By Kirsten Mitchell

MINNETONKA, Minn. (WCCO) – Some wildlife experts are encouraging people to take down their bird feeders this spring. It’s a precautionary measure due to the fast-spreading bird flu. But the science is unclear when it comes to the impact of the virus on songbirds.

A post by Dr. Victoria Hall, executive director of the Raptor Center at the University of Minnesota, encouraged people to temporarily take feeders and bird baths down because of the highly transmissible avian influenza.
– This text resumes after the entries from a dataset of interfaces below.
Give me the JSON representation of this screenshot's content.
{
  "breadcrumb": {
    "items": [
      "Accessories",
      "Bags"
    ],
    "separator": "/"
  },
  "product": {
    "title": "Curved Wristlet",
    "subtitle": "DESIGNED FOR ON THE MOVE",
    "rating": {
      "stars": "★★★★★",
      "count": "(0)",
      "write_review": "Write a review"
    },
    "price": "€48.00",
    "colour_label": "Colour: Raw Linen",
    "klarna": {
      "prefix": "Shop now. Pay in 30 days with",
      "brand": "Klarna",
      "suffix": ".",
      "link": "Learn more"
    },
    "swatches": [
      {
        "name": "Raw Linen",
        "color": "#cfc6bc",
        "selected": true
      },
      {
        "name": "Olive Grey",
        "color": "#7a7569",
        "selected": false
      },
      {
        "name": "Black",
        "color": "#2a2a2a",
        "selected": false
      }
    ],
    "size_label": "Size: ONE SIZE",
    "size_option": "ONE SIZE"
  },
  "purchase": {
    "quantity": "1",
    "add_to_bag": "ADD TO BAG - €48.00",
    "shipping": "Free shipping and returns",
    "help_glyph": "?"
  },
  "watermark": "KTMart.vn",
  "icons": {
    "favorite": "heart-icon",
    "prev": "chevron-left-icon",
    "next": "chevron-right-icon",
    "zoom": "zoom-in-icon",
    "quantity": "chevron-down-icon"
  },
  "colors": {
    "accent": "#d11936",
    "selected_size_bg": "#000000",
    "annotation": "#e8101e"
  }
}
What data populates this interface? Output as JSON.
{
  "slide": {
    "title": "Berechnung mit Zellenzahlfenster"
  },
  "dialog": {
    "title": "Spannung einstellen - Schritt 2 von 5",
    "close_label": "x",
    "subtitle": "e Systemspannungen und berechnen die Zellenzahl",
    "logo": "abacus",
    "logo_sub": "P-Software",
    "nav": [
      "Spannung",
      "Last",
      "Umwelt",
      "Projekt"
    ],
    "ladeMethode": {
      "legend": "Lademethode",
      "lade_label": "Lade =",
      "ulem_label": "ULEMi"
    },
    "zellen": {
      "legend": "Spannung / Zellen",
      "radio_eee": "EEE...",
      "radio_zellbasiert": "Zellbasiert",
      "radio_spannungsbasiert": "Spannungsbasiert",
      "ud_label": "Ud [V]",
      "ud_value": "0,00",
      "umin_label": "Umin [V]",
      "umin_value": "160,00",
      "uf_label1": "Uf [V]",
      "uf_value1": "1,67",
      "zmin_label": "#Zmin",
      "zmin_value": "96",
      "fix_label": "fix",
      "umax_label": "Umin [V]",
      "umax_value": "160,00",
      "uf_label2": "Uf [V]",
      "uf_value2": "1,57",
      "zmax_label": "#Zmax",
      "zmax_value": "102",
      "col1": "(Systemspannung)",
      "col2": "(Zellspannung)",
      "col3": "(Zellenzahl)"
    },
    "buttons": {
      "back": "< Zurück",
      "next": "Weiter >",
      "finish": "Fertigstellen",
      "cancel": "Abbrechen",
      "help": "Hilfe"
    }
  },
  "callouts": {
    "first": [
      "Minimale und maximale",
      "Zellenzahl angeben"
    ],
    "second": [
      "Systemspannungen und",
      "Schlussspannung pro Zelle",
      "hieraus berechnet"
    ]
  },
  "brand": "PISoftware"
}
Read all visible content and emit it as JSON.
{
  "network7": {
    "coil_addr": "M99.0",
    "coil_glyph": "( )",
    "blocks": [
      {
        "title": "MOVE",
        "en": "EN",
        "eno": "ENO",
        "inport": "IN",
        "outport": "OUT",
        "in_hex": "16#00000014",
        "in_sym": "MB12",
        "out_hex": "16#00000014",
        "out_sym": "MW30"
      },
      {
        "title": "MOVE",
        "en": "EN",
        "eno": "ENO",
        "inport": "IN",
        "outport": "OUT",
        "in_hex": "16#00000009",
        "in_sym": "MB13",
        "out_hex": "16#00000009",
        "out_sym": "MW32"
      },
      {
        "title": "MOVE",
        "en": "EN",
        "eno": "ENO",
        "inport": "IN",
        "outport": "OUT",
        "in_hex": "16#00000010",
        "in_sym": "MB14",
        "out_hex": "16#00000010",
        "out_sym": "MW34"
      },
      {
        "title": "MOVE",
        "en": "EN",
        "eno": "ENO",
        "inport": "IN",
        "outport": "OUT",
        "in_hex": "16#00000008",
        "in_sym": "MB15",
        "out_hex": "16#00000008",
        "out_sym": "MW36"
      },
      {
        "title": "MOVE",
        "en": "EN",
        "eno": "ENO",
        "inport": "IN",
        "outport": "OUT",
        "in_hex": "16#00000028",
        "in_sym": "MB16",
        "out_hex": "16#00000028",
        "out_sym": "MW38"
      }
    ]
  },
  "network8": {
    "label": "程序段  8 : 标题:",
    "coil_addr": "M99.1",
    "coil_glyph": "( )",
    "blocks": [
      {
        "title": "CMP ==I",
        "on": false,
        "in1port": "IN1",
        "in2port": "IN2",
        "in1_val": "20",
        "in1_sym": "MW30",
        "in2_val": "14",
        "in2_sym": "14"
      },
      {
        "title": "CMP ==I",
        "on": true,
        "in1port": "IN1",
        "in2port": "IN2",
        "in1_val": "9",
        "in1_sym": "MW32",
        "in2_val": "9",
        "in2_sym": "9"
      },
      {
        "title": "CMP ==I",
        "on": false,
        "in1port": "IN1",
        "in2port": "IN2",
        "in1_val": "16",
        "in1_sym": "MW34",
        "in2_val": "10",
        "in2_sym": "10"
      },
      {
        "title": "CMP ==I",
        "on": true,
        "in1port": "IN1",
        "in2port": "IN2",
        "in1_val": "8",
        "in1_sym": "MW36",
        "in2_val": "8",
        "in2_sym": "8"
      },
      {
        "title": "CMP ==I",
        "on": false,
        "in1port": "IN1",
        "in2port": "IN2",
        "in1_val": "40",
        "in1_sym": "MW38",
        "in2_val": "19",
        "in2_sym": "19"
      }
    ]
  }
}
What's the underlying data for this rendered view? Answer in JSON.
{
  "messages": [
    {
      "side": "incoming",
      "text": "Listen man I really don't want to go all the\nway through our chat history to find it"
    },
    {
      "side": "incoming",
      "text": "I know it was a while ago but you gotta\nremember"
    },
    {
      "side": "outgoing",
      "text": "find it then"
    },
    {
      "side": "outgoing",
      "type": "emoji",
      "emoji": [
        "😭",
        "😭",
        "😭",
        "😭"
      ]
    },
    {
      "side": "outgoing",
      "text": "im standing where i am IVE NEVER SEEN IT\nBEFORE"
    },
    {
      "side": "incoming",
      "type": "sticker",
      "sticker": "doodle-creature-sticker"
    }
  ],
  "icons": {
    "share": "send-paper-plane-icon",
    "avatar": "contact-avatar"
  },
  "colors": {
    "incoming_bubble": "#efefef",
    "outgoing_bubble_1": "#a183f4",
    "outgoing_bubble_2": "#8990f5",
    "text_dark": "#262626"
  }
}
“During these unprecedented times, we recommend doing anything that we can to try and help our wild bird populations. Because the science is unclear on the role of songbirds in this current H5N1 outbreak, one consideration is to not encourage birds to gather together at places such as bird feeders or bird baths. These are places where things like viruses could easily be exchanged between individuals,” Dr. Hall wrote.

The post generated discussions amid bird lovers about the safety of bird feeders and bird baths.

Minnetonka resident Steve Laursen has been feeding birds for 30 years.

“We like the animals, the birds are flying around, it’s fun having them in the yard. We sit on the deck and watch these birds come and eat, and they are hungry,” Laursen said.

He picked up feed Friday from All Season Wild Bird Store in Minnetonka where they said bird feeders are generally safe for songbirds, unless you have other species like poultry or waterfowl frequently the area.

“The issue is you don’t want birds who are ill congregating together and spreading it, but at this point it hasn’t been an issue for song birds,” General Manager Carol Chenault said.

But unlike the Bird Flu outbreak in 2015, this year’s outbreak has hit the wild bird population hard. At the raptor center, 40% of birds admitted daily test positive including bald eagles and great horned owls.

“People who feed birds are generous and caring by nature so we all want to do the right thing,” Chenault said.

Minnesota DNR said they don’t have a record of songbirds being affected by the current influenza strain. They encourage people to clean their feeders during the spring to protect birds against other inflections such as salmonella.

Kirsten Mitchell